Best Classic British Films From an English Childhood – Part Two

carry on cleo
‘Carry on Cleo’ 1964

In part one of this series of classic British movies, I mentioned six of the best British movies I used to watch with my mother when I was a child. The following six are the completion of what I classify as Favorite and Best Classic British Movies From an English Childhood.

Some are war movies, some are comedies, one shows the innocence of a child who believed in Jesus, but all of them have one thing in common – they made my childhood amazing and taught me the power of a good story.

7. The Dam Busters (see trailer below). My family loved classic British World War Two movies. The Dam Busters was one of the best. From the instantly recognizable music to the scenes of the airplanes, the Lancaster Bombers, heading off to German, it is one of the best and most popular British war movies.

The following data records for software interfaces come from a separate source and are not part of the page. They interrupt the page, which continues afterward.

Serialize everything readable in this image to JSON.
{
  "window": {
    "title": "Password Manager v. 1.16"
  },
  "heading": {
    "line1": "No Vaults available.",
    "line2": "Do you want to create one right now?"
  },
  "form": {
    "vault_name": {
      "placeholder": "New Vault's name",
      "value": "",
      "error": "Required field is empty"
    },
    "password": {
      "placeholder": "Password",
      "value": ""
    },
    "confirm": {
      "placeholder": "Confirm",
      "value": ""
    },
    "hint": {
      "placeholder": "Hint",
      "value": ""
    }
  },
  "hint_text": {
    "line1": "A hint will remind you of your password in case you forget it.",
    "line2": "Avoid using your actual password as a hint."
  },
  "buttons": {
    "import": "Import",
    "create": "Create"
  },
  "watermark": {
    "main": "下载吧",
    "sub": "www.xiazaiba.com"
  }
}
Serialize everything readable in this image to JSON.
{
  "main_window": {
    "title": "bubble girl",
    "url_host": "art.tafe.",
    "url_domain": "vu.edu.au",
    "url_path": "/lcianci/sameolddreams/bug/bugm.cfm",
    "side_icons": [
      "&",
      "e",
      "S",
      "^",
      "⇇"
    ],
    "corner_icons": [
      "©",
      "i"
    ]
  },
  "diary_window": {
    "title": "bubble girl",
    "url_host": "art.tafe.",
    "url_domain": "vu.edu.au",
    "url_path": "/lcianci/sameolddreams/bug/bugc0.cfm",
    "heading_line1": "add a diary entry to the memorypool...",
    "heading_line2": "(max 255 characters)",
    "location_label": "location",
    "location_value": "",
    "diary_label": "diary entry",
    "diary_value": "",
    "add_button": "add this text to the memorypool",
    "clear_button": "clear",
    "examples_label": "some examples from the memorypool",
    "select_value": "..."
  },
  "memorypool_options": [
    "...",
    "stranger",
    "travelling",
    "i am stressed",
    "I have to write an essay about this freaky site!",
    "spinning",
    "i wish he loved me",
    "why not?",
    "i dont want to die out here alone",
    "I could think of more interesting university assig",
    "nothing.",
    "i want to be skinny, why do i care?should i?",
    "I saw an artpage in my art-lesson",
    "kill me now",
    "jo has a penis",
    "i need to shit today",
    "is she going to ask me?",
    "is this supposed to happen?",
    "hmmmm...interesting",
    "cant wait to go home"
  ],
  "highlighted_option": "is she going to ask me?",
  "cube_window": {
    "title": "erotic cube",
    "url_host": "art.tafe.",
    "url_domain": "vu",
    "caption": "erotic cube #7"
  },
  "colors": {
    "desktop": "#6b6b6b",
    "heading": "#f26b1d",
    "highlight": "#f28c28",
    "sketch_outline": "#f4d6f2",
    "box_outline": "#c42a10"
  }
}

The Dam Busters tells the story of how the bouncing bomb was invented by the British so they could do the necessary damage to the Ruhr Dams. The daring raids into Germany that followed were part and parcel of how Britain won the war.


Michael Redgrave and Richard Todd star and are superb examples of the ‘British stiff upper lip’ behavior that was common during the Second World War.

I watched this movie with both my parents and, right up into my late teens, if it was coming on British television you could guarantee it would be a family movie night.

8.Reach for the Sky. Kenneth More, probably the nicest man to ever appear on British film, went down in history for playing the part of Douglas Bader the pilot who lost both legs in a Bristol Bulldog plane crash. In World War Two, he went on to fly in the Battle of Britain and became a national hero.

What’s interesting about this movie, even beyond the great story and acting, is that they used actual footage of the dogfights between British and German fighter pilots during the war. It is based on a true story and easily one of my top 10 favorites of all time.

9. The Ghost and Mrs. Muir. A widow, played by Gene Tierney, moves to a secluded house by the sea where she is confronted by the ghost of a cantankerous sea captain, played by Rex Harrison. He attempts to frighten her off with his temper but eventually falls in love with her.


The movie starts as a light, airy film but soon grows into something moody and tragic. My mother and I watched this movie many times, always looking forward to the ending when they can finally be together. It’s impossible love at its best.

10. Carry on Screaming. The Carry On movies were some of the funniest movies in the classic British film genre. They were all spoofs of different movie genres, this one being a very smart spoof of British horror movies.

Kenneth Williams (the campiest man in British TV) is in his best role ever, and Fenella Fielding plays a wonderful femme fatale. Williams is the madman who kidnaps women then turns them into shop mannequins and sells them to local stores.

There are some of the funniest and smartest in-the-know jokes in this movie with over-the-top hilarious performances. The best Carry On movie in the series in my opinion.

11. Carry On Cleo. The Carry On gang is back and this time the movie includes ‘regulars’ Sid James, Joan Sims and Kenneth Connor. The gang is now in Egypt with Cleopatra, Queen of the Nile. The movie looks more authentic than usual as they managed to borrow the sets that had just been used for the Elizabeth Taylor/Richard Burton movie ‘Cleopatra’.

You have to see this movie just to see the scene with the bike with the square wheels and to see Kenneth Williams in a toga. Funniest things ever!

whistle down the wind

12.Whistle Down the Wind. Starring a young Hayley Mills, this was my favorite movie as a child. It is the story of three children, whose mother has died, and how they find ‘Jesus’ in their barn. Although the man is actually an escaped murderer, the children with the innocence of childhood, continue to believe he is Jesus even as all evidence to the contrary mounts up.

The movie was filmed in the area I grew up in, and I loved it because of its young star and because it showed the bleakness of the moors.

Six more movies I watched with my Mum. Any of which, if I had never seen it, my childhood would have been the lesser for it.


Michelle Topham